The Evergreen experience also shows the important recruiting power of web-based dissemination of information. The collaboration with HDSA was a vital contributing factor, at both the national and Northern California level. An important contribution was made by smaller web-community sites.


Successful recruitment for HART participants at Evergreen Neuroscience Institute shows that collaborative efforts between a clinical research site and advocacy recruiting at both the community and web-based levels can increase enrollment in HD clinical trials. Advocate recruiting at the community level accounted for the larger number of Evergreen recruits and resulted in efficient early enrollment. Web-based recruiting efforts accounted for the larger number of later recruits. Further, the degree of success at Evergreen shows that advocate based recruiting for HD can efficiently and cost-effectively deliver clinical trial participants at a level that is similar to established centers with high recruiting rates. Though the Evergreen experience shows that advocacy-based recruiting can be successful at a site lacking an internal HD patient base, it is possible that similar efforts could augment the numbers of participants in established centers, particularly those with lower recruiting rates.

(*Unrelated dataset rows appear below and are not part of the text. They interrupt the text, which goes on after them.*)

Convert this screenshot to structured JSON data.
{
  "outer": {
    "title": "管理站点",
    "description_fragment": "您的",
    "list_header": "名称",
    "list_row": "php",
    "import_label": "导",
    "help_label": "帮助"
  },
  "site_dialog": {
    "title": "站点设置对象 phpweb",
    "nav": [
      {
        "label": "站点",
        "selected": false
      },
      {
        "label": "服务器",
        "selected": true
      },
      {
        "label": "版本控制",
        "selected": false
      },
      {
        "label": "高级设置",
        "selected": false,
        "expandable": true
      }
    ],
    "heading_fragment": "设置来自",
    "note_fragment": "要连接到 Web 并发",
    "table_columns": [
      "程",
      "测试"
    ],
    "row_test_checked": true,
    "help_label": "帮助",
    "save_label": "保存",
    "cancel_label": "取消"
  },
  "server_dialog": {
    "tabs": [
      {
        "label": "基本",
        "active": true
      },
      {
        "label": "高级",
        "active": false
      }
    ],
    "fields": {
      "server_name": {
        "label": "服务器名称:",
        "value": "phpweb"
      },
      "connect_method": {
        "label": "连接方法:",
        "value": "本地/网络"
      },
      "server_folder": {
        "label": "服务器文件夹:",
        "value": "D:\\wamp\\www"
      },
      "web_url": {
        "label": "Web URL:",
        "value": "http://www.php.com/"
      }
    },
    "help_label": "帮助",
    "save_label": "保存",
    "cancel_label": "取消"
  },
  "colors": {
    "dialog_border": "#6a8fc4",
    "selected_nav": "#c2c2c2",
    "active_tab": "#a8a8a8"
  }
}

Competing interests

Authors Venuto, McGarry, and Kieburtz receive research support from a contract between the University of Rochester and NeuroSearch. The authors have declared that no other competing interests exist.

Ethics Approval

All written materials supplied in this project were IRB approved.

Author roles

Dr. LaVonne Goodman. Conception, organization and primary execution of the project. Writing of the first draft and review of the manuscript.

Dr. Roger Carnes. Assistant in execution of the project.

Dr. Pinky Agarwal. Director of Evergreen Neuroscience Institute. Site mentor of local advocates. HSG physician coordinator for HART. Review and critique of manuscript.

Dr. Cherrie Sia. Evergreen HART coordinator.

Louise Vetter and Fred Tauber. Organization and execution of HDSA web and local mailing efforts.

Dr. Karl Kieburtz, Dr. Charles Venuto, Dr. Andrew McGarry supplied comparison HART recruiting data.

Correspondence should be addressed to LaVonne Goodman: [email protected]